Back at 230 Broadway, as we noted about a month ago, the Capitol Hill Design Review Board was not satisfied with the proposal, sending it back for a few more studies and revisions. Eager to get through the design review process, Runberg Architects will be back in front of the board on Wednesday, June 16th (details below), making the case for a new and improved version of the building. The developer, SRM, hopes to begin construction of the project by early 2011.
A report on May’s recommendation meeting spells out some of the concerns the board had about the project proposal and points to what we can expect from the new design:
- Interestingly, much of the Board’s concerns were with the north and south building facades, the smaller, and arguably less prominent, of the building faces. The board suggested that the north facade, which transitions from commercial to office, be more consistent with the rest of the design, and that the landscaping respond to the unique street grid shift at this spot, which creates a visual corridor to the building from 10th Ave. The south facade had little architectural detail because, as the architects argued, it would likely be hidden from view in future adjacent redevelopment. Still, the board recommended at least a “toned-down” version of the other facades. They also asked that an 8-foot tall solid wall on the south side be replaced by something less “imposing”, such as a metal fence.

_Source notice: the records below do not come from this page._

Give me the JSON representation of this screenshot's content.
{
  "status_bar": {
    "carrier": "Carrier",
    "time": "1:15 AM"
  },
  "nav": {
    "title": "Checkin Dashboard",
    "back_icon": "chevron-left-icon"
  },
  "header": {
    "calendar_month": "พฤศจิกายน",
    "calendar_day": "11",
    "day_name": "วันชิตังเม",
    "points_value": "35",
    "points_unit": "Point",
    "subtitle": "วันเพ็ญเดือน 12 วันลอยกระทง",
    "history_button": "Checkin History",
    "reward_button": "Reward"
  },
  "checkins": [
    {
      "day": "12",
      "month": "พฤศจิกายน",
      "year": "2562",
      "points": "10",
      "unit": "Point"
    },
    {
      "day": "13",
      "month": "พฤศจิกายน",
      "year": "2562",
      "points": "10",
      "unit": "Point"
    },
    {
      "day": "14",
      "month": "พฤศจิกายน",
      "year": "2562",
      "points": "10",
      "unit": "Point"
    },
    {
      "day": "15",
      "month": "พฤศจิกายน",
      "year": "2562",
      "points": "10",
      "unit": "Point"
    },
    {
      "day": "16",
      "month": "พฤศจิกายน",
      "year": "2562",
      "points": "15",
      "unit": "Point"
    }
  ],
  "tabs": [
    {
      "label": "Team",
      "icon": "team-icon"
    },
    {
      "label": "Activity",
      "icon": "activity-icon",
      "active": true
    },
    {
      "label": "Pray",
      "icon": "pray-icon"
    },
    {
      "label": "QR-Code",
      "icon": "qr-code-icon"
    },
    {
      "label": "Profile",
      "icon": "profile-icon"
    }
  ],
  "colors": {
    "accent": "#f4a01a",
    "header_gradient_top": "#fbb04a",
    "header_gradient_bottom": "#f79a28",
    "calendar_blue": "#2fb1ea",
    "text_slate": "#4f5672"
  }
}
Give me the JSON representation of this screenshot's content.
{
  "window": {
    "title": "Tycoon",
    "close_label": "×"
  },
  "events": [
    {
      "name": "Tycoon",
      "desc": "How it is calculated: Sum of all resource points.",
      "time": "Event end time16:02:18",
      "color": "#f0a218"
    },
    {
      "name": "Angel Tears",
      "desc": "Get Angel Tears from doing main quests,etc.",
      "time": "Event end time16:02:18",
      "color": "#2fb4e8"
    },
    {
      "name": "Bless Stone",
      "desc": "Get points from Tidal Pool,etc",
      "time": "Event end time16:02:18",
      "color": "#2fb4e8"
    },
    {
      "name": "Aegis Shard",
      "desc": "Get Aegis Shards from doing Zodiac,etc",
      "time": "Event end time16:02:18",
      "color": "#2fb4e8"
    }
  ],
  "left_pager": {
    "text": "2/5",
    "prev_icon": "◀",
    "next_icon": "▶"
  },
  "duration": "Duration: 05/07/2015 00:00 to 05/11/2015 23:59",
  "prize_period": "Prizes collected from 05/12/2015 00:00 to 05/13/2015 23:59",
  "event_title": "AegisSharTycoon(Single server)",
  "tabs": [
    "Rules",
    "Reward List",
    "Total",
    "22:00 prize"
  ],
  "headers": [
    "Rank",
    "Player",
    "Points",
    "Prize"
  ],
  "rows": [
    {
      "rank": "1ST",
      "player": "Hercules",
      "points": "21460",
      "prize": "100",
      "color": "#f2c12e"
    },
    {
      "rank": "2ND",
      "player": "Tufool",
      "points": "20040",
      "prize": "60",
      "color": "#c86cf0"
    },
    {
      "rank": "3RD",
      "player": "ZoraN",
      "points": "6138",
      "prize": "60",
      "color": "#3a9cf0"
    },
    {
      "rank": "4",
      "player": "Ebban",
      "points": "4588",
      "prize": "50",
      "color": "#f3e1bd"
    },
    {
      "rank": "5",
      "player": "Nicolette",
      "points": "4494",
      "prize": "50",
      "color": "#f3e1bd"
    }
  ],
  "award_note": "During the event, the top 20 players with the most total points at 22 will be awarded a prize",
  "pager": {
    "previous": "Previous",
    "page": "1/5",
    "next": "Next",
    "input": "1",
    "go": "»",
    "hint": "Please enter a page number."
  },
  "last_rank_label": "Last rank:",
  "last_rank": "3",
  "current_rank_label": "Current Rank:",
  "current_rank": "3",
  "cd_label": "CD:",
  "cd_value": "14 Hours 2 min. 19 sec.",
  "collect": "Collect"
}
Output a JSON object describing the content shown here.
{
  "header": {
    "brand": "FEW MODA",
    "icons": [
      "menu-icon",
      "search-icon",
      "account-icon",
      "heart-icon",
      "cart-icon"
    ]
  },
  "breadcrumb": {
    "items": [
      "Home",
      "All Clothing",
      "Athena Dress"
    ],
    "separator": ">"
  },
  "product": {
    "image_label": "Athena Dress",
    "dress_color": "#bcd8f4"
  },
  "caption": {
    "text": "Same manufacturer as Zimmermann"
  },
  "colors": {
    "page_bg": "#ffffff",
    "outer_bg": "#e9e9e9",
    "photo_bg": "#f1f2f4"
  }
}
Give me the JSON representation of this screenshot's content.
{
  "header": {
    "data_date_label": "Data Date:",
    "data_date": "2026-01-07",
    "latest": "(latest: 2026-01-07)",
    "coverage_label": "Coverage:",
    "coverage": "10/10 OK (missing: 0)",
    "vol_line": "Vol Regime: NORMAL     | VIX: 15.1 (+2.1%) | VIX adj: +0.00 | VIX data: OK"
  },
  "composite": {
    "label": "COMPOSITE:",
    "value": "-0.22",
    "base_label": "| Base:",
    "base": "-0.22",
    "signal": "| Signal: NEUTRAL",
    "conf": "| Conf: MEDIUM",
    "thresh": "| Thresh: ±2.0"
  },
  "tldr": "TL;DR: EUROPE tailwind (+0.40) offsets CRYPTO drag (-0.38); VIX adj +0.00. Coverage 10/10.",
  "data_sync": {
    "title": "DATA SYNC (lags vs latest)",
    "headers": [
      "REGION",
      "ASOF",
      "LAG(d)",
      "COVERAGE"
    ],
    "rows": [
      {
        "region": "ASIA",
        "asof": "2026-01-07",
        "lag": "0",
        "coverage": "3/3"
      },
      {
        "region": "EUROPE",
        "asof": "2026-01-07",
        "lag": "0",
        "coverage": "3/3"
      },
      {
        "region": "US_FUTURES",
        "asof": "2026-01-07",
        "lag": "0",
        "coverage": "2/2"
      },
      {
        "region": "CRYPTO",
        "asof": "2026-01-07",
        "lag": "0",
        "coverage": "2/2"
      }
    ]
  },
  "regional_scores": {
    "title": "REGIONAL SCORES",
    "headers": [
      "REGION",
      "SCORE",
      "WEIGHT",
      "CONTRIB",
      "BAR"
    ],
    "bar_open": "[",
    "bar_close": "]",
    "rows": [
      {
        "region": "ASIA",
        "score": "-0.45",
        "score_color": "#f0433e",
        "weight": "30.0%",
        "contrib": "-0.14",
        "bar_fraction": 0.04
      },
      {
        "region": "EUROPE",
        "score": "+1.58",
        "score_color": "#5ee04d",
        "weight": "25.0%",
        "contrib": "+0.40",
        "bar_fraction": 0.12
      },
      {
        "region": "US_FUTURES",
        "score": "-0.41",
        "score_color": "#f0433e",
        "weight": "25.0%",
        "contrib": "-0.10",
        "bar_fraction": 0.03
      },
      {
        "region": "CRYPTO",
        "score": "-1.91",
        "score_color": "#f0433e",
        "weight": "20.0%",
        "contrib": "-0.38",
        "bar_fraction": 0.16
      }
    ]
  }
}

- Perhaps responding to some of the community concerns about the loss of diversity along Broadway, the Board recommended a scheme for more unique storefronts within the building, suggesting that tenants be allowed to choose from a variety of “storefront systems, signage, and other commercial expression”. Yet, they did want to see some regularity and recommended that the retail canopies remain consistent.
- The board was a little concerned with the usability of the walk-up patios along 10th Ave, which extend just 5 feet out from the building, and recommend further examination on this element.
- The project team had proposed salvaging the First Bank facade and incorporating it into the residential courtyard of the building. The board recommended that they use it in the public facade along Broadway, a suggestion that came up multiple times from community members at the meeting.
- Finally, the board felt that the gates and balconies were too generic and recommended the designs be “inspired by the diversity and creative character of the Broadway community.”
As always during the design review process, there will be an opportunity for community comments and feedback during the meeting Wednesday night. It will be interesting to hear if there are any new concerns from the community that will further shape this project or if the review process is finally ready to draw to a close.
Review Meeting: June 16, 0:00 Seattle University 824 12th Ave map Meeting Room Review Phase: Recommendation past reviews Project Number: 3009249 permit status | notice Planner: Lisa Rutzick